### Excerpted data
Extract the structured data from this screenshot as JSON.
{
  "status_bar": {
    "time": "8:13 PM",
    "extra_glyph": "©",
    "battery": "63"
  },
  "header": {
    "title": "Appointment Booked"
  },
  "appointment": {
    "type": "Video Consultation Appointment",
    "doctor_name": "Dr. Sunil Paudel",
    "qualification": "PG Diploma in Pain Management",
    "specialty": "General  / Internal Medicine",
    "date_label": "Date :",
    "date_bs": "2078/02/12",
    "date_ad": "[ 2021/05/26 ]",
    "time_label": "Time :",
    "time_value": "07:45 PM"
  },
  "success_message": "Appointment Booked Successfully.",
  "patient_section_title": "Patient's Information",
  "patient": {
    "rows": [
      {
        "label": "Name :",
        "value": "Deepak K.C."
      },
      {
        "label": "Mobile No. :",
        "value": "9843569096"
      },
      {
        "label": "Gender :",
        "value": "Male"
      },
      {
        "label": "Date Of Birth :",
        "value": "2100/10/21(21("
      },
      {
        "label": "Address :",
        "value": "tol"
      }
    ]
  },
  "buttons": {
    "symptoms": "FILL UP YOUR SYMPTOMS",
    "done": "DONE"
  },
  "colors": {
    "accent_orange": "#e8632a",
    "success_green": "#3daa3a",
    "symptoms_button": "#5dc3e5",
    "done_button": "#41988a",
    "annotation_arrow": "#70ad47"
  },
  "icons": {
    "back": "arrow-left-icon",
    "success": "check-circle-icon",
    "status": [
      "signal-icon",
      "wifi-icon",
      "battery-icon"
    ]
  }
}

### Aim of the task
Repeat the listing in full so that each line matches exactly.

### Completed exercise
Extract the structured data from this screenshot as JSON.
{
  "status_bar": {
    "time": "8:13 PM",
    "extra_glyph": "©",
    "battery": "63"
  },
  "header": {
    "title": "Appointment Booked"
  },
  "appointment": {
    "type": "Video Consultation Appointment",
    "doctor_name": "Dr. Sunil Paudel",
    "qualification": "PG Diploma in Pain Management",
    "specialty": "General  / Internal Medicine",
    "date_label": "Date :",
    "date_bs": "2078/02/12",
    "date_ad": "[ 2021/05/26 ]",
    "time_label": "Time :",
    "time_value": "07:45 PM"
  },
  "success_message": "Appointment Booked Successfully.",
  "patient_section_title": "Patient's Information",
  "patient": {
    "rows": [
      {
        "label": "Name :",
        "value": "Deepak K.C."
      },
      {
        "label": "Mobile No. :",
        "value": "9843569096"
      },
      {
        "label": "Gender :",
        "value": "Male"
      },
      {
        "label": "Date Of Birth :",
        "value": "2100/10/21(21("
      },
      {
        "label": "Address :",
        "value": "tol"
      }
    ]
  },
  "buttons": {
    "symptoms": "FILL UP YOUR SYMPTOMS",
    "done": "DONE"
  },
  "colors": {
    "accent_orange": "#e8632a",
    "success_green": "#3daa3a",
    "symptoms_button": "#5dc3e5",
    "done_button": "#41988a",
    "annotation_arrow": "#70ad47"
  },
  "icons": {
    "back": "arrow-left-icon",
    "success": "check-circle-icon",
    "status": [
      "signal-icon",
      "wifi-icon",
      "battery-icon"
    ]
  }
}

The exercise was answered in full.